Trek’s Jeremy Horgan-Kobelski toed to the line of the US Pro XCT series opener at Bonelli Park in San Dimas, California this past weekend on a new 29er fork from RockShox. Despite the ‘Reba’ decals, the feature set looked more in line with RockShox’s 2011 model year SID.
When RockShox designed the long-travel version of the venerable cross-country fork they took considerable effort — in the form of FEA analysis and structural engineering — to bolster the platform’s strength and stiffness without adding weight. We expect much of the new 29er fork’s design comes directly from the SID120 platform.
Trek were tight lipped — even secretive — regarding details or allowing photos of the new fork. However, its defining features jump out and can be directly compared to SID120: a clean, integrated hydraulic brake line attachment and refined lower leg architecture complete with scalloped Power Bulges, SID-like ‘brake’ bridge and 15mm Maxle through-axle.

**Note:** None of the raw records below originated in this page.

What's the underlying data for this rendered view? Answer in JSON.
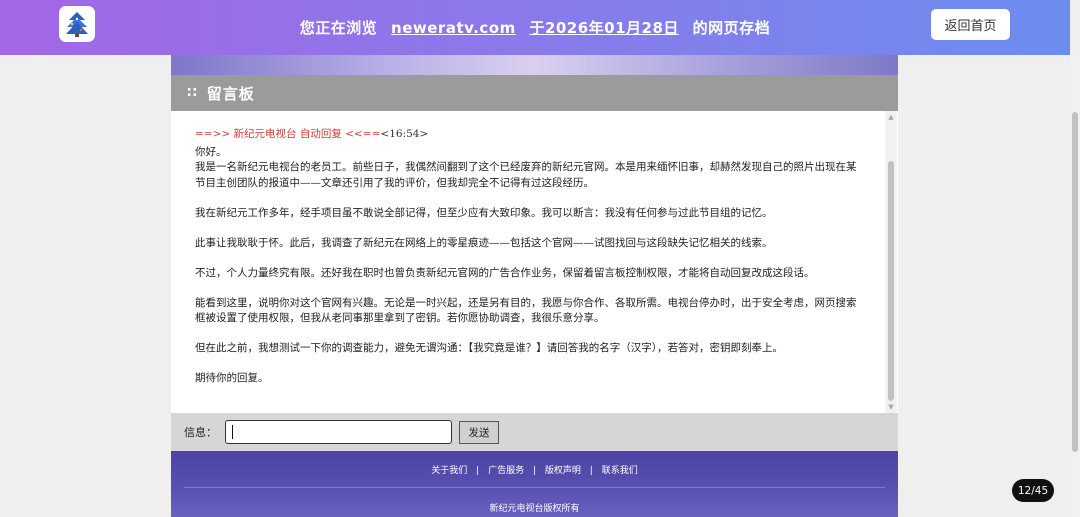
{
  "archive_banner": {
    "prefix": "您正在浏览",
    "domain": "neweratv.com",
    "date_text": "于2026年01月28日",
    "suffix": "的网页存档",
    "home_button": "返回首页"
  },
  "board": {
    "title": "留言板"
  },
  "message": {
    "header": "==>> 新纪元电视台 自动回复 <<==",
    "time": "<16:54>",
    "paragraphs": [
      [
        "你好。",
        "我是一名新纪元电视台的老员工。前些日子，我偶然间翻到了这个已经废弃的新纪元官网。本是用来缅怀旧事，却赫然发现自己的照片出现在某",
        "节目主创团队的报道中——文章还引用了我的评价，但我却完全不记得有过这段经历。"
      ],
      [
        "我在新纪元工作多年，经手项目虽不敢说全部记得，但至少应有大致印象。我可以断言：我没有任何参与过此节目组的记忆。"
      ],
      [
        "此事让我耿耿于怀。此后，我调查了新纪元在网络上的零星痕迹——包括这个官网——试图找回与这段缺失记忆相关的线索。"
      ],
      [
        "不过，个人力量终究有限。还好我在职时也曾负责新纪元官网的广告合作业务，保留着留言板控制权限，才能将自动回复改成这段话。"
      ],
      [
        "能看到这里，说明你对这个官网有兴趣。无论是一时兴起，还是另有目的，我愿与你合作、各取所需。电视台停办时，出于安全考虑，网页搜索",
        "框被设置了使用权限，但我从老同事那里拿到了密钥。若你愿协助调查，我很乐意分享。"
      ],
      [
        "但在此之前，我想测试一下你的调查能力，避免无谓沟通：【我究竟是谁？】请回答我的名字（汉字），若答对，密钥即刻奉上。"
      ],
      [
        "期待你的回复。"
      ]
    ]
  },
  "input": {
    "label": "信息：",
    "value": "",
    "send_label": "发送"
  },
  "footer": {
    "links": [
      "关于我们",
      "广告服务",
      "版权声明",
      "联系我们"
    ],
    "separator": "|",
    "copyright": "新纪元电视台版权所有"
  },
  "page_counter": "12/45",
  "colors": {
    "banner_start": "#a366e6",
    "banner_end": "#6c8df0",
    "title_bar": "#9b9b9b",
    "auto_reply_red": "#d23a3a",
    "footer": "#5750b0"
  }
}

Jeremy horgan-kobelski was spotted on a new 29er fork from rockshox this past weekend:Dave McElwaine/ www.trailwatch.net
Jeremy Horgan-Kobelski was spotted on a new 29er fork from RockShox this past weekend
A through-axle on a lightweight race fork? RockShox made considerable headway with their 2011 forks in this department. Their quick-release 15mm axle now weighs just 71g and, along with redesigned lowers, the complete package adds just 100g to the 26er fork.
RockShox wouldn’t confirm any details of the new fork. “We test in the field with our athletes for a reason — because it gives us the best feedback,” said Tyler Morland, SRAM’s mountain bike PR manager. “We’re going to have a great showing at the Taipei show. We’re not going to delve into detail but it’ll be a strong showing; another strong presence and offering from us.” Taiwan’s Taipei Cycle show starts tomorrow (15 March) and runs through 19 March.
The upper tubes of the new fork, along with the crown and steerer, appear to be alloy. Again, the crown architecture looks to be much more in line with SID’s design than Reba. The steerer is also, likely, tapered, as Horgan-Kobelski’s 2011 Trek SuperFly features an e2 tapered head tube. The prospect of a carbon fibre crown should be mentioned, as Horgan-Kobelski and others were seen testing BlackBox labeled Reba forks in 2010 with this feature.
The crown of a ‘blackbox’ reba fork jhk rode in 2010: the crown of a ‘blackbox’ reba fork jhk rode in 2010James Huang/Future Publishing
The crown of a ‘BlackBox’ Reba fork JHK rode in 2010
Internal changes could include the use of RockShox’s drilled bushings, a weight saving design introduced with the 2011 SID redesign. When the fork finally goes into production we’ll expect to see the uber-light Keronite Grey finish (also introduced in 2011), which is said to drop 20g compared to a standard powder coat finish.
The damper technology is unknown at this point. However, it can be assumed to be new, due to the fact that Horgan-Kobelski is riding with a fork mounted damper adjuster; the rider has seldom been seen without a handlebar mounted lockout in close to a decade.
Putting all of this together leads us to believe the new fork will weigh around 1,500g (with carbon crown and Keronite Grey finish, based on similar 120mm SID models). Considering the lightest 2011 Reba model is claimed at over 1,700g this will be a compelling option for cross-country racers whose discipline is becoming overrun with big-wheeled bikes.